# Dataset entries
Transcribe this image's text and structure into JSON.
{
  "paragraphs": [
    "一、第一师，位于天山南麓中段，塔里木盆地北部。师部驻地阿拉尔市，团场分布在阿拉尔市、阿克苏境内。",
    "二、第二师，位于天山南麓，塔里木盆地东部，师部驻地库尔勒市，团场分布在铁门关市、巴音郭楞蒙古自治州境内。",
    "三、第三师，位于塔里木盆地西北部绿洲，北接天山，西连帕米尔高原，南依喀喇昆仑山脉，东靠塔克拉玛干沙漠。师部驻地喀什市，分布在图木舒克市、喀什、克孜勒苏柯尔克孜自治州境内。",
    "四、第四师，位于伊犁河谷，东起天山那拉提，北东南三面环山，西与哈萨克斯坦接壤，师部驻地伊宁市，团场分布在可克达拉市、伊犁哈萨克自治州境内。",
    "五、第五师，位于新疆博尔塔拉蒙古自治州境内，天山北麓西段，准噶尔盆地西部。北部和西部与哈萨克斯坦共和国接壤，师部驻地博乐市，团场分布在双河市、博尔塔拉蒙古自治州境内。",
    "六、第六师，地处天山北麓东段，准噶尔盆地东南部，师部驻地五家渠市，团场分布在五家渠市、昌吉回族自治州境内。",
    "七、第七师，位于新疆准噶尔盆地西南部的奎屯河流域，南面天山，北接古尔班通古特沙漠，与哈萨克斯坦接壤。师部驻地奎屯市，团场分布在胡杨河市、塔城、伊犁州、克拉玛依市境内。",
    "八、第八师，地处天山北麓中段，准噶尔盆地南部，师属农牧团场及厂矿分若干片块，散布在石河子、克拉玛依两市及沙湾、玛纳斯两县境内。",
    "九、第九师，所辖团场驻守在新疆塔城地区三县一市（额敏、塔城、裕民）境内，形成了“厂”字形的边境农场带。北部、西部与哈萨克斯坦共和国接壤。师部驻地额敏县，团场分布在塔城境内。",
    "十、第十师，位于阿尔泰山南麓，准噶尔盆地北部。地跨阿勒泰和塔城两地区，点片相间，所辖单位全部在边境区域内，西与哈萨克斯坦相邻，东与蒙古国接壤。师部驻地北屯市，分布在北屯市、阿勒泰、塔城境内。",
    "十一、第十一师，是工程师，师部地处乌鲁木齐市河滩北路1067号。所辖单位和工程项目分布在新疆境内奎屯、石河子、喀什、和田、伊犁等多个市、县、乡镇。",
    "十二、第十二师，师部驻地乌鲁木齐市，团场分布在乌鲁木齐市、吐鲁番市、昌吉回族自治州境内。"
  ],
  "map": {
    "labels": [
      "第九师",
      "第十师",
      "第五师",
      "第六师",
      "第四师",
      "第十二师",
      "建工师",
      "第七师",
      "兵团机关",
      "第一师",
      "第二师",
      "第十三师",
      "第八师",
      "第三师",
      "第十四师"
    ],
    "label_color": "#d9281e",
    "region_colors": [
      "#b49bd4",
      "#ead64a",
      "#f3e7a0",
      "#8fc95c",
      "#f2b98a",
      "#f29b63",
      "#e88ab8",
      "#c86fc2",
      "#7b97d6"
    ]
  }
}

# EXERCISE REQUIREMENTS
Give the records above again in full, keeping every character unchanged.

# EXPECTED OUTPUT
Transcribe this image's text and structure into JSON.
{
  "paragraphs": [
    "一、第一师，位于天山南麓中段，塔里木盆地北部。师部驻地阿拉尔市，团场分布在阿拉尔市、阿克苏境内。",
    "二、第二师，位于天山南麓，塔里木盆地东部，师部驻地库尔勒市，团场分布在铁门关市、巴音郭楞蒙古自治州境内。",
    "三、第三师，位于塔里木盆地西北部绿洲，北接天山，西连帕米尔高原，南依喀喇昆仑山脉，东靠塔克拉玛干沙漠。师部驻地喀什市，分布在图木舒克市、喀什、克孜勒苏柯尔克孜自治州境内。",
    "四、第四师，位于伊犁河谷，东起天山那拉提，北东南三面环山，西与哈萨克斯坦接壤，师部驻地伊宁市，团场分布在可克达拉市、伊犁哈萨克自治州境内。",
    "五、第五师，位于新疆博尔塔拉蒙古自治州境内，天山北麓西段，准噶尔盆地西部。北部和西部与哈萨克斯坦共和国接壤，师部驻地博乐市，团场分布在双河市、博尔塔拉蒙古自治州境内。",
    "六、第六师，地处天山北麓东段，准噶尔盆地东南部，师部驻地五家渠市，团场分布在五家渠市、昌吉回族自治州境内。",
    "七、第七师，位于新疆准噶尔盆地西南部的奎屯河流域，南面天山，北接古尔班通古特沙漠，与哈萨克斯坦接壤。师部驻地奎屯市，团场分布在胡杨河市、塔城、伊犁州、克拉玛依市境内。",
    "八、第八师，地处天山北麓中段，准噶尔盆地南部，师属农牧团场及厂矿分若干片块，散布在石河子、克拉玛依两市及沙湾、玛纳斯两县境内。",
    "九、第九师，所辖团场驻守在新疆塔城地区三县一市（额敏、塔城、裕民）境内，形成了“厂”字形的边境农场带。北部、西部与哈萨克斯坦共和国接壤。师部驻地额敏县，团场分布在塔城境内。",
    "十、第十师，位于阿尔泰山南麓，准噶尔盆地北部。地跨阿勒泰和塔城两地区，点片相间，所辖单位全部在边境区域内，西与哈萨克斯坦相邻，东与蒙古国接壤。师部驻地北屯市，分布在北屯市、阿勒泰、塔城境内。",
    "十一、第十一师，是工程师，师部地处乌鲁木齐市河滩北路1067号。所辖单位和工程项目分布在新疆境内奎屯、石河子、喀什、和田、伊犁等多个市、县、乡镇。",
    "十二、第十二师，师部驻地乌鲁木齐市，团场分布在乌鲁木齐市、吐鲁番市、昌吉回族自治州境内。"
  ],
  "map": {
    "labels": [
      "第九师",
      "第十师",
      "第五师",
      "第六师",
      "第四师",
      "第十二师",
      "建工师",
      "第七师",
      "兵团机关",
      "第一师",
      "第二师",
      "第十三师",
      "第八师",
      "第三师",
      "第十四师"
    ],
    "label_color": "#d9281e",
    "region_colors": [
      "#b49bd4",
      "#ead64a",
      "#f3e7a0",
      "#8fc95c",
      "#f2b98a",
      "#f29b63",
      "#e88ab8",
      "#c86fc2",
      "#7b97d6"
    ]
  }
}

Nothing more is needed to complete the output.